BEGIN

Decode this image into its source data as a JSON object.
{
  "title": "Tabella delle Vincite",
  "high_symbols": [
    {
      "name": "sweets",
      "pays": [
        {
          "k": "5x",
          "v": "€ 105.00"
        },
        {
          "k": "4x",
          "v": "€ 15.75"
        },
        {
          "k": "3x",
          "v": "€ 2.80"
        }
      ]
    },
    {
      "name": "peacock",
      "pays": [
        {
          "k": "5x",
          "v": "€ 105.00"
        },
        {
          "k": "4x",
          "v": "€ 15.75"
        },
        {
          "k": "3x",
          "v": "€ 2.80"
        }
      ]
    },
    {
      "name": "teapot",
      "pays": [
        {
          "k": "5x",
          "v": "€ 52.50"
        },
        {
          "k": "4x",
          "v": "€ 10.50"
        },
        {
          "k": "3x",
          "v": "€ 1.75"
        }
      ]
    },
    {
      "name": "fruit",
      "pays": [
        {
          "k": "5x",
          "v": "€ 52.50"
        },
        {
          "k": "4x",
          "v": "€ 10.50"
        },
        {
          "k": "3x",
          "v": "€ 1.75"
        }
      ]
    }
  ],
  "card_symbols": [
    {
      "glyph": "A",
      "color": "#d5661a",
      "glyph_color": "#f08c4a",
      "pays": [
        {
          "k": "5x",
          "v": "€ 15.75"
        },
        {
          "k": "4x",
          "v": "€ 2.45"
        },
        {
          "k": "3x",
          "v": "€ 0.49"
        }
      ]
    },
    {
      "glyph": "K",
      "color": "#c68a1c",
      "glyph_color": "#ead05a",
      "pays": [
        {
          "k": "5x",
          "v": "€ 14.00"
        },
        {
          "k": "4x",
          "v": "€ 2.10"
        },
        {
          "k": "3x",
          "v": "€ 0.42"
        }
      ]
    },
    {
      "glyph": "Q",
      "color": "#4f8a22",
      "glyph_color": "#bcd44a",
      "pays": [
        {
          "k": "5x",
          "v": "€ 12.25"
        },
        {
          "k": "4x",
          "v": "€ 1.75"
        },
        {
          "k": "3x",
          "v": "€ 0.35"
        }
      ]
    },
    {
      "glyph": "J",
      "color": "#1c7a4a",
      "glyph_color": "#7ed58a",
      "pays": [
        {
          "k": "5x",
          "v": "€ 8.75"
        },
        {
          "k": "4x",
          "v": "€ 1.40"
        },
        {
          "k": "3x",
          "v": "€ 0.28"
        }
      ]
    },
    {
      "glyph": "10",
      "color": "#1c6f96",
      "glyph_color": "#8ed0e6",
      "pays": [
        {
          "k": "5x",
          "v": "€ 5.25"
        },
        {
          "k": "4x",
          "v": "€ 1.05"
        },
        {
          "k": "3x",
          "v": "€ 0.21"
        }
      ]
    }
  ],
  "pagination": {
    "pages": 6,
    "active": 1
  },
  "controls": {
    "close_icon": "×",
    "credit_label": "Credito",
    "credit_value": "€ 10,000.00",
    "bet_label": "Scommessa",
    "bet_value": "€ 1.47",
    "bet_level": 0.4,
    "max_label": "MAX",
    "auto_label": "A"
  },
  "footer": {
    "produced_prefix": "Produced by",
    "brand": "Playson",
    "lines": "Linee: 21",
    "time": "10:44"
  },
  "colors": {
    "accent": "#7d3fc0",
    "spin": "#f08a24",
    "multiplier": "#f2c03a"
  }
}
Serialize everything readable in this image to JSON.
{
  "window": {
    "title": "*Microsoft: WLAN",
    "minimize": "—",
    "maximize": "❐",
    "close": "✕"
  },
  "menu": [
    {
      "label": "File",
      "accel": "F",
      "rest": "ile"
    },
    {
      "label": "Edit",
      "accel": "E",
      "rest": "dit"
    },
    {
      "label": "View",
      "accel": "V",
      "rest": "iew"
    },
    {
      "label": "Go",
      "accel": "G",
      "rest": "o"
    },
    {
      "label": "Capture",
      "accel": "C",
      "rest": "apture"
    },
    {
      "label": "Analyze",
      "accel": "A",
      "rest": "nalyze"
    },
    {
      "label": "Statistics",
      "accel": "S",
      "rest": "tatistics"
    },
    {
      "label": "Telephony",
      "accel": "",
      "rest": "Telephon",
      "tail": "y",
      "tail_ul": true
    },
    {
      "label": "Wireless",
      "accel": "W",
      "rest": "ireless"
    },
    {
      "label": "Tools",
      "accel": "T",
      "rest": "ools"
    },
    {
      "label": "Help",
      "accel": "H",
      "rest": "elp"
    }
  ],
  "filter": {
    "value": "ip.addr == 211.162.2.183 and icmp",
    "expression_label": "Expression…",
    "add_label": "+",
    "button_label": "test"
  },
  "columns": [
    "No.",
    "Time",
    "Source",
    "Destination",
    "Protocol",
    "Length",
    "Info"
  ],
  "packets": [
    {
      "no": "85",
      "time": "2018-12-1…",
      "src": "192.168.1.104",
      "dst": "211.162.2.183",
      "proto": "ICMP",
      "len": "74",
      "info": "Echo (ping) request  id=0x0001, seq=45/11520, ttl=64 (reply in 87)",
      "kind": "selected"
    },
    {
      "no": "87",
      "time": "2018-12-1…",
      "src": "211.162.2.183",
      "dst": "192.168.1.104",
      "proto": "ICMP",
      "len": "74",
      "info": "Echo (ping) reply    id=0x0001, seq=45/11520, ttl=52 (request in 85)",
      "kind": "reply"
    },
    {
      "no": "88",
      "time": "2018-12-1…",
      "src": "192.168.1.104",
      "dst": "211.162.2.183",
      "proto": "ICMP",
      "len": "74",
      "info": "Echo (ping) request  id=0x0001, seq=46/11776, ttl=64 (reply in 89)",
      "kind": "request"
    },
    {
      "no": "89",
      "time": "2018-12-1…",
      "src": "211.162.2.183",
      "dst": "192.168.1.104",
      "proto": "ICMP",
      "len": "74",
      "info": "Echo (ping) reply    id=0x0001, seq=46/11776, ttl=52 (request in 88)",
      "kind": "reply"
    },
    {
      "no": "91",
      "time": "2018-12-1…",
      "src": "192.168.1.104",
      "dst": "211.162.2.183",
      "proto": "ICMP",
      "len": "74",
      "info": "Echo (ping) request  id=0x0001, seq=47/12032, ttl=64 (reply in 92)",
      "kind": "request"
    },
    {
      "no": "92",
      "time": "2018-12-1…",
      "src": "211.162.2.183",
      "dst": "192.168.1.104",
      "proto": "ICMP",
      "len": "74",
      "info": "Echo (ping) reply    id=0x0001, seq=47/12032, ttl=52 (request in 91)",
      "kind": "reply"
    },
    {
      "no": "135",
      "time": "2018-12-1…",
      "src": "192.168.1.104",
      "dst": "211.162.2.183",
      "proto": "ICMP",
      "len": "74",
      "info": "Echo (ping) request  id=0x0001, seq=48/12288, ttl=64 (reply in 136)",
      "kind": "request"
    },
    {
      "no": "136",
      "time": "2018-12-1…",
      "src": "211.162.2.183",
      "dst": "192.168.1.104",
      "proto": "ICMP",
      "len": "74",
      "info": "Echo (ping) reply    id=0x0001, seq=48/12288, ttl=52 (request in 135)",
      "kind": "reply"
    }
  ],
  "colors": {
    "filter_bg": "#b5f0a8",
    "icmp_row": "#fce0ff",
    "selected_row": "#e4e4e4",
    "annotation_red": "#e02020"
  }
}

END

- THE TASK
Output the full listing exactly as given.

- SOLVED EXERCISE
Decode this image into its source data as a JSON object.
{
  "title": "Tabella delle Vincite",
  "high_symbols": [
    {
      "name": "sweets",
      "pays": [
        {
          "k": "5x",
          "v": "€ 105.00"
        },
        {
          "k": "4x",
          "v": "€ 15.75"
        },
        {
          "k": "3x",
          "v": "€ 2.80"
        }
      ]
    },
    {
      "name": "peacock",
      "pays": [
        {
          "k": "5x",
          "v": "€ 105.00"
        },
        {
          "k": "4x",
          "v": "€ 15.75"
        },
        {
          "k": "3x",
          "v": "€ 2.80"
        }
      ]
    },
    {
      "name": "teapot",
      "pays": [
        {
          "k": "5x",
          "v": "€ 52.50"
        },
        {
          "k": "4x",
          "v": "€ 10.50"
        },
        {
          "k": "3x",
          "v": "€ 1.75"
        }
      ]
    },
    {
      "name": "fruit",
      "pays": [
        {
          "k": "5x",
          "v": "€ 52.50"
        },
        {
          "k": "4x",
          "v": "€ 10.50"
        },
        {
          "k": "3x",
          "v": "€ 1.75"
        }
      ]
    }
  ],
  "card_symbols": [
    {
      "glyph": "A",
      "color": "#d5661a",
      "glyph_color": "#f08c4a",
      "pays": [
        {
          "k": "5x",
          "v": "€ 15.75"
        },
        {
          "k": "4x",
          "v": "€ 2.45"
        },
        {
          "k": "3x",
          "v": "€ 0.49"
        }
      ]
    },
    {
      "glyph": "K",
      "color": "#c68a1c",
      "glyph_color": "#ead05a",
      "pays": [
        {
          "k": "5x",
          "v": "€ 14.00"
        },
        {
          "k": "4x",
          "v": "€ 2.10"
        },
        {
          "k": "3x",
          "v": "€ 0.42"
        }
      ]
    },
    {
      "glyph": "Q",
      "color": "#4f8a22",
      "glyph_color": "#bcd44a",
      "pays": [
        {
          "k": "5x",
          "v": "€ 12.25"
        },
        {
          "k": "4x",
          "v": "€ 1.75"
        },
        {
          "k": "3x",
          "v": "€ 0.35"
        }
      ]
    },
    {
      "glyph": "J",
      "color": "#1c7a4a",
      "glyph_color": "#7ed58a",
      "pays": [
        {
          "k": "5x",
          "v": "€ 8.75"
        },
        {
          "k": "4x",
          "v": "€ 1.40"
        },
        {
          "k": "3x",
          "v": "€ 0.28"
        }
      ]
    },
    {
      "glyph": "10",
      "color": "#1c6f96",
      "glyph_color": "#8ed0e6",
      "pays": [
        {
          "k": "5x",
          "v": "€ 5.25"
        },
        {
          "k": "4x",
          "v": "€ 1.05"
        },
        {
          "k": "3x",
          "v": "€ 0.21"
        }
      ]
    }
  ],
  "pagination": {
    "pages": 6,
    "active": 1
  },
  "controls": {
    "close_icon": "×",
    "credit_label": "Credito",
    "credit_value": "€ 10,000.00",
    "bet_label": "Scommessa",
    "bet_value": "€ 1.47",
    "bet_level": 0.4,
    "max_label": "MAX",
    "auto_label": "A"
  },
  "footer": {
    "produced_prefix": "Produced by",
    "brand": "Playson",
    "lines": "Linee: 21",
    "time": "10:44"
  },
  "colors": {
    "accent": "#7d3fc0",
    "spin": "#f08a24",
    "multiplier": "#f2c03a"
  }
}
Serialize everything readable in this image to JSON.
{
  "window": {
    "title": "*Microsoft: WLAN",
    "minimize": "—",
    "maximize": "❐",
    "close": "✕"
  },
  "menu": [
    {
      "label": "File",
      "accel": "F",
      "rest": "ile"
    },
    {
      "label": "Edit",
      "accel": "E",
      "rest": "dit"
    },
    {
      "label": "View",
      "accel": "V",
      "rest": "iew"
    },
    {
      "label": "Go",
      "accel": "G",
      "rest": "o"
    },
    {
      "label": "Capture",
      "accel": "C",
      "rest": "apture"
    },
    {
      "label": "Analyze",
      "accel": "A",
      "rest": "nalyze"
    },
    {
      "label": "Statistics",
      "accel": "S",
      "rest": "tatistics"
    },
    {
      "label": "Telephony",
      "accel": "",
      "rest": "Telephon",
      "tail": "y",
      "tail_ul": true
    },
    {
      "label": "Wireless",
      "accel": "W",
      "rest": "ireless"
    },
    {
      "label": "Tools",
      "accel": "T",
      "rest": "ools"
    },
    {
      "label": "Help",
      "accel": "H",
      "rest": "elp"
    }
  ],
  "filter": {
    "value": "ip.addr == 211.162.2.183 and icmp",
    "expression_label": "Expression…",
    "add_label": "+",
    "button_label": "test"
  },
  "columns": [
    "No.",
    "Time",
    "Source",
    "Destination",
    "Protocol",
    "Length",
    "Info"
  ],
  "packets": [
    {
      "no": "85",
      "time": "2018-12-1…",
      "src": "192.168.1.104",
      "dst": "211.162.2.183",
      "proto": "ICMP",
      "len": "74",
      "info": "Echo (ping) request  id=0x0001, seq=45/11520, ttl=64 (reply in 87)",
      "kind": "selected"
    },
    {
      "no": "87",
      "time": "2018-12-1…",
      "src": "211.162.2.183",
      "dst": "192.168.1.104",
      "proto": "ICMP",
      "len": "74",
      "info": "Echo (ping) reply    id=0x0001, seq=45/11520, ttl=52 (request in 85)",
      "kind": "reply"
    },
    {
      "no": "88",
      "time": "2018-12-1…",
      "src": "192.168.1.104",
      "dst": "211.162.2.183",
      "proto": "ICMP",
      "len": "74",
      "info": "Echo (ping) request  id=0x0001, seq=46/11776, ttl=64 (reply in 89)",
      "kind": "request"
    },
    {
      "no": "89",
      "time": "2018-12-1…",
      "src": "211.162.2.183",
      "dst": "192.168.1.104",
      "proto": "ICMP",
      "len": "74",
      "info": "Echo (ping) reply    id=0x0001, seq=46/11776, ttl=52 (request in 88)",
      "kind": "reply"
    },
    {
      "no": "91",
      "time": "2018-12-1…",
      "src": "192.168.1.104",
      "dst": "211.162.2.183",
      "proto": "ICMP",
      "len": "74",
      "info": "Echo (ping) request  id=0x0001, seq=47/12032, ttl=64 (reply in 92)",
      "kind": "request"
    },
    {
      "no": "92",
      "time": "2018-12-1…",
      "src": "211.162.2.183",
      "dst": "192.168.1.104",
      "proto": "ICMP",
      "len": "74",
      "info": "Echo (ping) reply    id=0x0001, seq=47/12032, ttl=52 (request in 91)",
      "kind": "reply"
    },
    {
      "no": "135",
      "time": "2018-12-1…",
      "src": "192.168.1.104",
      "dst": "211.162.2.183",
      "proto": "ICMP",
      "len": "74",
      "info": "Echo (ping) request  id=0x0001, seq=48/12288, ttl=64 (reply in 136)",
      "kind": "request"
    },
    {
      "no": "136",
      "time": "2018-12-1…",
      "src": "211.162.2.183",
      "dst": "192.168.1.104",
      "proto": "ICMP",
      "len": "74",
      "info": "Echo (ping) reply    id=0x0001, seq=48/12288, ttl=52 (request in 135)",
      "kind": "reply"
    }
  ],
  "colors": {
    "filter_bg": "#b5f0a8",
    "icmp_row": "#fce0ff",
    "selected_row": "#e4e4e4",
    "annotation_red": "#e02020"
  }
}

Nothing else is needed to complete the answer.